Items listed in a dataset
________________
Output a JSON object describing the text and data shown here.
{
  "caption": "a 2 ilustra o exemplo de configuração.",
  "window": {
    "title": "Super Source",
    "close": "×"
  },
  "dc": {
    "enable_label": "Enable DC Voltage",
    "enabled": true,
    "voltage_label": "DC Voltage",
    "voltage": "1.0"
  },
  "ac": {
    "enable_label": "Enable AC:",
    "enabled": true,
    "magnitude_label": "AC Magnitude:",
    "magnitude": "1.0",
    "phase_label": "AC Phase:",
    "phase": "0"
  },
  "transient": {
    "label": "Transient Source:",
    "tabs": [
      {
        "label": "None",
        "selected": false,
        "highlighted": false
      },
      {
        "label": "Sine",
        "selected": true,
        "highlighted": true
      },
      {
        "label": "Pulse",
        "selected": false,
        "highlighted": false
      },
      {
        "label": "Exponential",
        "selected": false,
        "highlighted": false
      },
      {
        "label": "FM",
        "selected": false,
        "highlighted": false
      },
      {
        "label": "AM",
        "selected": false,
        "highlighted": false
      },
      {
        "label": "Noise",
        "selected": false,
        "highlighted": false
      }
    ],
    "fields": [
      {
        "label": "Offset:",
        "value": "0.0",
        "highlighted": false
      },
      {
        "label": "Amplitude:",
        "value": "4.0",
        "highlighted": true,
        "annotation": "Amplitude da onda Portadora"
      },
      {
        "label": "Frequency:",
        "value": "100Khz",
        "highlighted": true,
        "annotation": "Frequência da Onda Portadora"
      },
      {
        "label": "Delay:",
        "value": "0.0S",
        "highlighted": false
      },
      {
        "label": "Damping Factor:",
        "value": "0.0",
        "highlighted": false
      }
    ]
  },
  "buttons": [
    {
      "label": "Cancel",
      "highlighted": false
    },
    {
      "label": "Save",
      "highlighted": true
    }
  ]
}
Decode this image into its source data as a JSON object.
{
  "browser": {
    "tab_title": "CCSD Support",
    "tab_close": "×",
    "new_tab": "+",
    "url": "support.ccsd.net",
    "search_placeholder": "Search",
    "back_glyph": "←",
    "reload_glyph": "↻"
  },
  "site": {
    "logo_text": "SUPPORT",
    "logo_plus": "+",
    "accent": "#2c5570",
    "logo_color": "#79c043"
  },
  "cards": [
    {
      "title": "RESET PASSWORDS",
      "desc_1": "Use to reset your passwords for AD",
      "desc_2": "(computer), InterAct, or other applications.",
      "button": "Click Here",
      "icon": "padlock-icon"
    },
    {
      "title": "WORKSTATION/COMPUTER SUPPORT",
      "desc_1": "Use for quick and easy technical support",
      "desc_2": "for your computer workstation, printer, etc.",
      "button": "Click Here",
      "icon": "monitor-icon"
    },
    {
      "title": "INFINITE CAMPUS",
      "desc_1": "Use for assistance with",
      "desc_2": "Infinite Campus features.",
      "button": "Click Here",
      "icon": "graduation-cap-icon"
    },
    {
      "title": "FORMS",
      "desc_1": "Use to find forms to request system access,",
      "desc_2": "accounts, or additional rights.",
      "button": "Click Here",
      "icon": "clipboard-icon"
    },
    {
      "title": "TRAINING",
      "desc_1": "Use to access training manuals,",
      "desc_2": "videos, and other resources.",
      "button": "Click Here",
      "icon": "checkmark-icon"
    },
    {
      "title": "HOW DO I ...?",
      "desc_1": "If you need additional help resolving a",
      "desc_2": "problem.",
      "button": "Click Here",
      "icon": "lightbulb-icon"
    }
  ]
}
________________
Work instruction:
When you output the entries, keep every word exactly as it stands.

Solved exercise:
Output a JSON object describing the text and data shown here.
{
  "caption": "a 2 ilustra o exemplo de configuração.",
  "window": {
    "title": "Super Source",
    "close": "×"
  },
  "dc": {
    "enable_label": "Enable DC Voltage",
    "enabled": true,
    "voltage_label": "DC Voltage",
    "voltage": "1.0"
  },
  "ac": {
    "enable_label": "Enable AC:",
    "enabled": true,
    "magnitude_label": "AC Magnitude:",
    "magnitude": "1.0",
    "phase_label": "AC Phase:",
    "phase": "0"
  },
  "transient": {
    "label": "Transient Source:",
    "tabs": [
      {
        "label": "None",
        "selected": false,
        "highlighted": false
      },
      {
        "label": "Sine",
        "selected": true,
        "highlighted": true
      },
      {
        "label": "Pulse",
        "selected": false,
        "highlighted": false
      },
      {
        "label": "Exponential",
        "selected": false,
        "highlighted": false
      },
      {
        "label": "FM",
        "selected": false,
        "highlighted": false
      },
      {
        "label": "AM",
        "selected": false,
        "highlighted": false
      },
      {
        "label": "Noise",
        "selected": false,
        "highlighted": false
      }
    ],
    "fields": [
      {
        "label": "Offset:",
        "value": "0.0",
        "highlighted": false
      },
      {
        "label": "Amplitude:",
        "value": "4.0",
        "highlighted": true,
        "annotation": "Amplitude da onda Portadora"
      },
      {
        "label": "Frequency:",
        "value": "100Khz",
        "highlighted": true,
        "annotation": "Frequência da Onda Portadora"
      },
      {
        "label": "Delay:",
        "value": "0.0S",
        "highlighted": false
      },
      {
        "label": "Damping Factor:",
        "value": "0.0",
        "highlighted": false
      }
    ]
  },
  "buttons": [
    {
      "label": "Cancel",
      "highlighted": false
    },
    {
      "label": "Save",
      "highlighted": true
    }
  ]
}
Decode this image into its source data as a JSON object.
{
  "browser": {
    "tab_title": "CCSD Support",
    "tab_close": "×",
    "new_tab": "+",
    "url": "support.ccsd.net",
    "search_placeholder": "Search",
    "back_glyph": "←",
    "reload_glyph": "↻"
  },
  "site": {
    "logo_text": "SUPPORT",
    "logo_plus": "+",
    "accent": "#2c5570",
    "logo_color": "#79c043"
  },
  "cards": [
    {
      "title": "RESET PASSWORDS",
      "desc_1": "Use to reset your passwords for AD",
      "desc_2": "(computer), InterAct, or other applications.",
      "button": "Click Here",
      "icon": "padlock-icon"
    },
    {
      "title": "WORKSTATION/COMPUTER SUPPORT",
      "desc_1": "Use for quick and easy technical support",
      "desc_2": "for your computer workstation, printer, etc.",
      "button": "Click Here",
      "icon": "monitor-icon"
    },
    {
      "title": "INFINITE CAMPUS",
      "desc_1": "Use for assistance with",
      "desc_2": "Infinite Campus features.",
      "button": "Click Here",
      "icon": "graduation-cap-icon"
    },
    {
      "title": "FORMS",
      "desc_1": "Use to find forms to request system access,",
      "desc_2": "accounts, or additional rights.",
      "button": "Click Here",
      "icon": "clipboard-icon"
    },
    {
      "title": "TRAINING",
      "desc_1": "Use to access training manuals,",
      "desc_2": "videos, and other resources.",
      "button": "Click Here",
      "icon": "checkmark-icon"
    },
    {
      "title": "HOW DO I ...?",
      "desc_1": "If you need additional help resolving a",
      "desc_2": "problem.",
      "button": "Click Here",
      "icon": "lightbulb-icon"
    }
  ]
}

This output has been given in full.